Whether individuals will be better or worse off under those rules depends on their age, health status, where they live — and perhaps most important, whether they end up needing substantial medical care in the coming year.

Generally speaking, those who are younger and healthier will pay more than they would have in the old market, while older and sicker people are likely to be better off.

Coverage under the health law will still require cost-sharing, potentially running into thousands of dollars. But those amounts will be clearly laid out — helping those who now "might buy insurance that looks cheap, but when they get sick, they realize they didn't read all the fine print, and it doesn't cover what they thought it did," said Uwe Reinhardt, a Princeton economics professor.

The single biggest change is that insurers will no longer be able to reject people with health problems or charge them more based solely on their health history — a practice that has effectively barred some people from the market, and prevented others from being able to switch plans.

Insurers were already forbidden from doing that to enrollees in group health plans, such as those sold to employers.

The change will be a huge relief for Maureen Mitchell, 58, of St. Augustine, Fla., who has spent most of the past decade uninsured after being rejected for coverage because of a heart rhythm abnormality.

Last September, Mitchell awoke with a stabbing pain in her chest and did a mental calculation: If she called for help, she would face large bills for hospital care and the ambulance ride. If she didn't call, she might die. "I just didn't have that money," said Mitchell, who did not call 911.

Deductions from deductibles

The law will also put limits on high-deductible policies such as those chosen by Laurie Simons, 62, and Mary McVey, 50 — meaning they pay significant sums out of their own pockets before their coverage kicks in.

Starting in January, new policies must cap annual "out-of-pocket" costs, which include deductibles and co-insurance payments, to about $6,350 for an individual, or $12,700 for a family — amounts that could still be a stretch for many consumers.

"There aren't that many Americans who have that kind of cash just sitting around," said Karen Pollitz of the Kaiser Family Foundation.

Nonetheless, the law's caps will reduce the cost-sharing in many plans currently sold, including those purchased by Simons and McVey.

Almost a third of plans currently offered to consumers exceed those caps, according to the U.S. News/Kaiser Health News analysis.

When Simons, a self-employed mental health counselor in Portland, Maine, switched to a high-deductible plan to reduce her monthly costs, she was healthy. But earlier this year, she was diagnosed with melanoma. Now, she must find $11,000 to pay for her surgery.

"If you don't have money, I don't know what you do," Simons said.

She hopes that next year, she can buy coverage that would protect her against five-figure medical bills

McVey, on the other hand, wants to keep her current policy, saying she is not willing to pay much more than her current $500 per month premium for a family of five. The self-employed accountant in Cape Elizabeth, Maine, has a policy that carries a $15,000 deductible, which could rise to $30,000 if two or more family members fall seriously ill in the same year.
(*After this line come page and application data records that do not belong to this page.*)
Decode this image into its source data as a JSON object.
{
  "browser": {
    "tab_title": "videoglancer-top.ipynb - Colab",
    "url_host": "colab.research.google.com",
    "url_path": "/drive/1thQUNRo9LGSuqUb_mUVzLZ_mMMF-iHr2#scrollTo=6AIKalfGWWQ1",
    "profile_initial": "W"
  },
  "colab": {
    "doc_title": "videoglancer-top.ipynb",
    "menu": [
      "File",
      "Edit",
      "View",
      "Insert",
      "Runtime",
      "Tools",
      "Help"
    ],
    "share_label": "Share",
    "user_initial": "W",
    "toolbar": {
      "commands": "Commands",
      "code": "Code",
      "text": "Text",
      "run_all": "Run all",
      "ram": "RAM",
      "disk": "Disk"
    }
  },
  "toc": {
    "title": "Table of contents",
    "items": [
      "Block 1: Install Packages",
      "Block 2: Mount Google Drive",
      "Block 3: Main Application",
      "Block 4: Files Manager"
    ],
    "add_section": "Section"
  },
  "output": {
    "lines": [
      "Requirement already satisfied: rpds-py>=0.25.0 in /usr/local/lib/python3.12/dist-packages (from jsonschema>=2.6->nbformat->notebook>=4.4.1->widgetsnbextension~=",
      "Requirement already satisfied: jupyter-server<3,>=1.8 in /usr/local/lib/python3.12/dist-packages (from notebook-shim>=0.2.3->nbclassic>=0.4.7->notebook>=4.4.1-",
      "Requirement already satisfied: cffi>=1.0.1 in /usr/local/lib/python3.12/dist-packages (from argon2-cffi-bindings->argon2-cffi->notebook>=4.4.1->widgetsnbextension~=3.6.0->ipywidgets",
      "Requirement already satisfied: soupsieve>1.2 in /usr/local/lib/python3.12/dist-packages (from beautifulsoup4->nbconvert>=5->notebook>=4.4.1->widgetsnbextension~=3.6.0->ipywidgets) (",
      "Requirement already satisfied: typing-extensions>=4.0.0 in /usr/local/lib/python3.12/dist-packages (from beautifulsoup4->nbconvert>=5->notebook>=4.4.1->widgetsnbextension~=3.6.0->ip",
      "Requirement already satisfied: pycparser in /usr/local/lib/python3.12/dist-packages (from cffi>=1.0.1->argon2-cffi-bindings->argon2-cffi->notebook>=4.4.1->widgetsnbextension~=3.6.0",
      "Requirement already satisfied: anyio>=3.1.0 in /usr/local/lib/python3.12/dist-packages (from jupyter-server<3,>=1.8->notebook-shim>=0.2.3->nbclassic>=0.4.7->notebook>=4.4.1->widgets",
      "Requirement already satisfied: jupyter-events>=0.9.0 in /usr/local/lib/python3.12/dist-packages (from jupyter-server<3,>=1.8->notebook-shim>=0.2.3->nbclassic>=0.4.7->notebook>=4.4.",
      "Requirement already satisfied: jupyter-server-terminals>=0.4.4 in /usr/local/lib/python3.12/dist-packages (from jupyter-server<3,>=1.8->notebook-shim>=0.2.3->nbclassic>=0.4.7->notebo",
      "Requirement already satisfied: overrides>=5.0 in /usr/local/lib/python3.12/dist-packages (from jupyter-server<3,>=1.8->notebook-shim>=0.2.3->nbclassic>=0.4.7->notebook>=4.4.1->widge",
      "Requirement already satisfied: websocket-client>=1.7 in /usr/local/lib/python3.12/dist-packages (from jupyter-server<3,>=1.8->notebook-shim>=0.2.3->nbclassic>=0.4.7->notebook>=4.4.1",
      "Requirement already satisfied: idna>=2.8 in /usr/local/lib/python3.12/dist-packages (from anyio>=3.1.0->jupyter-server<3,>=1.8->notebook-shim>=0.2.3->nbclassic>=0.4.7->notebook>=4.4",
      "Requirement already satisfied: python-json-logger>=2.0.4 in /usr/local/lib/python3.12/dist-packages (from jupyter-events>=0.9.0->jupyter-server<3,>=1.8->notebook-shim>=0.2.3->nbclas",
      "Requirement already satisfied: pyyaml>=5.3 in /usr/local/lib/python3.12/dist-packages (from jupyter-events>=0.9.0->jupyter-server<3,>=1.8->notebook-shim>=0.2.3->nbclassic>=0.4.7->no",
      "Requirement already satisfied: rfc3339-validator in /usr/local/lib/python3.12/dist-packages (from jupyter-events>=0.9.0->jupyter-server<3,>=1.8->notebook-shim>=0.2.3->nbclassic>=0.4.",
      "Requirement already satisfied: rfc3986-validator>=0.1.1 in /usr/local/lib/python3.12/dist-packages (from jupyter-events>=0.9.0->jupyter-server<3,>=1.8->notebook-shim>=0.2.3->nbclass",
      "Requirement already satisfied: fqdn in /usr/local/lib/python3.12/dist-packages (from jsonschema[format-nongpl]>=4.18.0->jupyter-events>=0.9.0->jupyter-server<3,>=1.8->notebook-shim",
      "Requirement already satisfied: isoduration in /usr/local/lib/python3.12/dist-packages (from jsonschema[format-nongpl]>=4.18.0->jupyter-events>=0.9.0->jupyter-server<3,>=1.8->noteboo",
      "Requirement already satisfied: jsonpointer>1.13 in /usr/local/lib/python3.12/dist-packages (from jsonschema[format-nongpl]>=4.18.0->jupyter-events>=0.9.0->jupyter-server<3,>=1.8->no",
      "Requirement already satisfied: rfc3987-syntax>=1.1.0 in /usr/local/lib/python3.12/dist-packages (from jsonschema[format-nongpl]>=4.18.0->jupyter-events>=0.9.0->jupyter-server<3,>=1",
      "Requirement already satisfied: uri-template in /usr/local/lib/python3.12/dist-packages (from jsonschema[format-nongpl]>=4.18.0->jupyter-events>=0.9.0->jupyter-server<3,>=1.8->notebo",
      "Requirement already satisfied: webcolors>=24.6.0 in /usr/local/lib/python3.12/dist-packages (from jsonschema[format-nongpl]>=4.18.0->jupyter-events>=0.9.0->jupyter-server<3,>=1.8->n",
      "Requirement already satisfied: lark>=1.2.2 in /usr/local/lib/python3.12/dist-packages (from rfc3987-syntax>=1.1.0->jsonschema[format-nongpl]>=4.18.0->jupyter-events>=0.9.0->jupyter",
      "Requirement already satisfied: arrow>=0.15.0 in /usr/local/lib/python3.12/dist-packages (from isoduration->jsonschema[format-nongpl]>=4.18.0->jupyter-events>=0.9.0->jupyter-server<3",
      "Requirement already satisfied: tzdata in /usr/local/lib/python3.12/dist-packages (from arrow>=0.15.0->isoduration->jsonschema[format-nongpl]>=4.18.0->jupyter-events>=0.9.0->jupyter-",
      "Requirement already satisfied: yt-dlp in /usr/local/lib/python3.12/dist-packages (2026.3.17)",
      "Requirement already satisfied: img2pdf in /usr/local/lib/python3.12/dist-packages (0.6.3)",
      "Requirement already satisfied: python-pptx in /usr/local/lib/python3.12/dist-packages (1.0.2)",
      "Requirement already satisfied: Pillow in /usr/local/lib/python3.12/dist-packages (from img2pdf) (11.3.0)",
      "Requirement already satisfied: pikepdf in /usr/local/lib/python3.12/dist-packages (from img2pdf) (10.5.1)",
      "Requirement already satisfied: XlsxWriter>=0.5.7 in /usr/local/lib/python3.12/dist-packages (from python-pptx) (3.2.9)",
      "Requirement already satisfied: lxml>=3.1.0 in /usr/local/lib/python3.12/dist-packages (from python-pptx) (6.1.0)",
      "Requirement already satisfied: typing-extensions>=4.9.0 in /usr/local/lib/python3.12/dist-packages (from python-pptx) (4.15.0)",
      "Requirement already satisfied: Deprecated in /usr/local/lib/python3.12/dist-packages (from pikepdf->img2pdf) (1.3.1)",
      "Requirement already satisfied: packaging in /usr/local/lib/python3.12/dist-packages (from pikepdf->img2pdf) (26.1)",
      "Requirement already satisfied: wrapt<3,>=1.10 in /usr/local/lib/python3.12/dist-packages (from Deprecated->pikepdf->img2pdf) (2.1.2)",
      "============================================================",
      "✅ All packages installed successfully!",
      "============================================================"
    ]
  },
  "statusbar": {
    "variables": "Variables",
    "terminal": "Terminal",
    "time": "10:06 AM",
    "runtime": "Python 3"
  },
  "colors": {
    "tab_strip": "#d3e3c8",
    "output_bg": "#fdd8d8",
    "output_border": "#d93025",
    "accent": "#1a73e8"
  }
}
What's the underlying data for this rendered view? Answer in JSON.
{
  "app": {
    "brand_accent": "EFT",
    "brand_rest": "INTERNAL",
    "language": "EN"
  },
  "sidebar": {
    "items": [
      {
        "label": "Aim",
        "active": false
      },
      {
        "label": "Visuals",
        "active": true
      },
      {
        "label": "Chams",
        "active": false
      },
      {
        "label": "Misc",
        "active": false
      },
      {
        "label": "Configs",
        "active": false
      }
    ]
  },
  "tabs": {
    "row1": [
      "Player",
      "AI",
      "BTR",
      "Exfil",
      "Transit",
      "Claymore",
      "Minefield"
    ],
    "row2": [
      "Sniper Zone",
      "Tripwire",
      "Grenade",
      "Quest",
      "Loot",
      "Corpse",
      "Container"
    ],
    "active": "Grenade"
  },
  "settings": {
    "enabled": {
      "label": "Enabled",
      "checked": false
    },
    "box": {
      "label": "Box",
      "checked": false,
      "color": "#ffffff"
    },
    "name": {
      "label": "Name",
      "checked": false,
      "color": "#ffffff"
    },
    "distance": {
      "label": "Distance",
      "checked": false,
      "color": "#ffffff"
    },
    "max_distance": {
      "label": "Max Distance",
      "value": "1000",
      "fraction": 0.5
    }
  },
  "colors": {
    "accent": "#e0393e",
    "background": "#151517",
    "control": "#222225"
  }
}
McVey acknowledges she's been lucky that no one in her family has ever faced serious medical problems. She hardly ever goes to the doctor, she said, and offers cash when she does, hoping for a discount. While she would love "a health policy where I don't have to pay $700 to get a checkup for my kids," she said she would not like it if the trade-off is higher premiums.

"Paying $1,200 or more a month for health insurance seems like craziness," she said.

Steve Sternberg and Chris Young of U.S. News & World Report contributed to this report by Kaiser Health News, an editorially independent program of the Henry J. Kaiser Family Foundation, a non-profit, non-partisan health policy research and communication organization not affiliated with Kaiser Permanente.